Exercise input:
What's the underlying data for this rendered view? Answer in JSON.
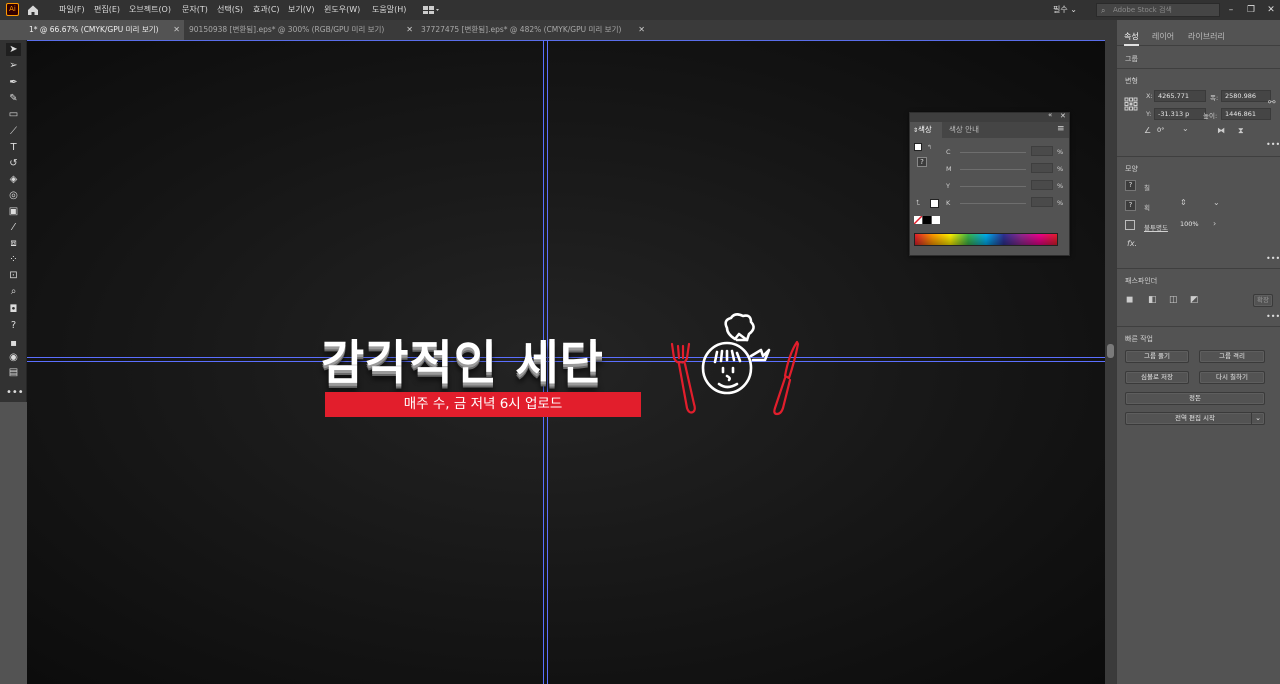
{
  "app": {
    "logo": "Ai"
  },
  "menu": [
    "파일(F)",
    "편집(E)",
    "오브젝트(O)",
    "문자(T)",
    "선택(S)",
    "효과(C)",
    "보기(V)",
    "윈도우(W)",
    "도움말(H)"
  ],
  "workspace": "필수",
  "search_placeholder": "Adobe Stock 검색",
  "tabs": [
    {
      "label": "1* @ 66.67% (CMYK/GPU 미리 보기)",
      "close": "✕"
    },
    {
      "label": "90150938 [변환됨].eps* @ 300% (RGB/GPU 미리 보기)",
      "close": "✕"
    },
    {
      "label": "37727475 [변환됨].eps* @ 482% (CMYK/GPU 미리 보기)",
      "close": "✕"
    }
  ],
  "artwork": {
    "title": "감각적인 세단",
    "subtitle": "매주 수, 금 저녁 6시 업로드"
  },
  "color_panel": {
    "tabs": [
      "색상",
      "색상 안내"
    ],
    "channels": [
      "C",
      "M",
      "Y",
      "K"
    ],
    "unit": "%"
  },
  "properties": {
    "tabs": [
      "속성",
      "레이어",
      "라이브러리"
    ],
    "selection_type": "그룹",
    "transform": {
      "title": "변형",
      "x_label": "X:",
      "x": "4265.771",
      "y_label": "Y:",
      "y": "-31.313 p",
      "w_label": "폭:",
      "w": "2580.986",
      "h_label": "높이:",
      "h": "1446.861",
      "angle": "0°"
    },
    "appearance": {
      "title": "모양",
      "fill_label": "칠",
      "stroke_label": "획",
      "opacity_label": "불투명도",
      "opacity": "100%",
      "fx": "fx."
    },
    "pathfinder": {
      "title": "패스파인더",
      "expand": "확장"
    },
    "quick_actions": {
      "title": "빠른 작업",
      "ungroup": "그룹 풀기",
      "isolate": "그룹 격리",
      "save_symbol": "심볼로 저장",
      "recolor": "다시 칠하기",
      "align": "정돈",
      "global_edit": "전역 편집 시작"
    }
  }
}
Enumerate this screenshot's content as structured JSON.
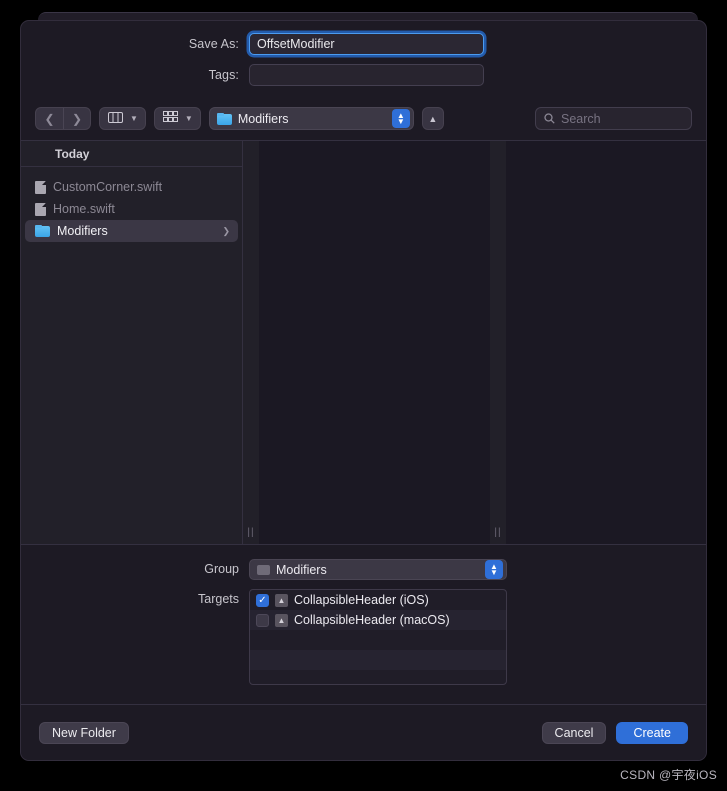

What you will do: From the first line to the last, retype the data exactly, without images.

Worked solution:
What's the underlying data for this rendered view? Answer in JSON.
{
  "app": {
    "logo": "Ai"
  },
  "menu": [
    "파일(F)",
    "편집(E)",
    "오브젝트(O)",
    "문자(T)",
    "선택(S)",
    "효과(C)",
    "보기(V)",
    "윈도우(W)",
    "도움말(H)"
  ],
  "workspace": "필수",
  "search_placeholder": "Adobe Stock 검색",
  "tabs": [
    {
      "label": "1* @ 66.67% (CMYK/GPU 미리 보기)",
      "close": "✕"
    },
    {
      "label": "90150938 [변환됨].eps* @ 300% (RGB/GPU 미리 보기)",
      "close": "✕"
    },
    {
      "label": "37727475 [변환됨].eps* @ 482% (CMYK/GPU 미리 보기)",
      "close": "✕"
    }
  ],
  "artwork": {
    "title": "감각적인 세단",
    "subtitle": "매주 수, 금 저녁 6시 업로드"
  },
  "color_panel": {
    "tabs": [
      "색상",
      "색상 안내"
    ],
    "channels": [
      "C",
      "M",
      "Y",
      "K"
    ],
    "unit": "%"
  },
  "properties": {
    "tabs": [
      "속성",
      "레이어",
      "라이브러리"
    ],
    "selection_type": "그룹",
    "transform": {
      "title": "변형",
      "x_label": "X:",
      "x": "4265.771",
      "y_label": "Y:",
      "y": "-31.313 p",
      "w_label": "폭:",
      "w": "2580.986",
      "h_label": "높이:",
      "h": "1446.861",
      "angle": "0°"
    },
    "appearance": {
      "title": "모양",
      "fill_label": "칠",
      "stroke_label": "획",
      "opacity_label": "불투명도",
      "opacity": "100%",
      "fx": "fx."
    },
    "pathfinder": {
      "title": "패스파인더",
      "expand": "확장"
    },
    "quick_actions": {
      "title": "빠른 작업",
      "ungroup": "그룹 풀기",
      "isolate": "그룹 격리",
      "save_symbol": "심볼로 저장",
      "recolor": "다시 칠하기",
      "align": "정돈",
      "global_edit": "전역 편집 시작"
    }
  }
}
Enumerate this screenshot's content as structured JSON.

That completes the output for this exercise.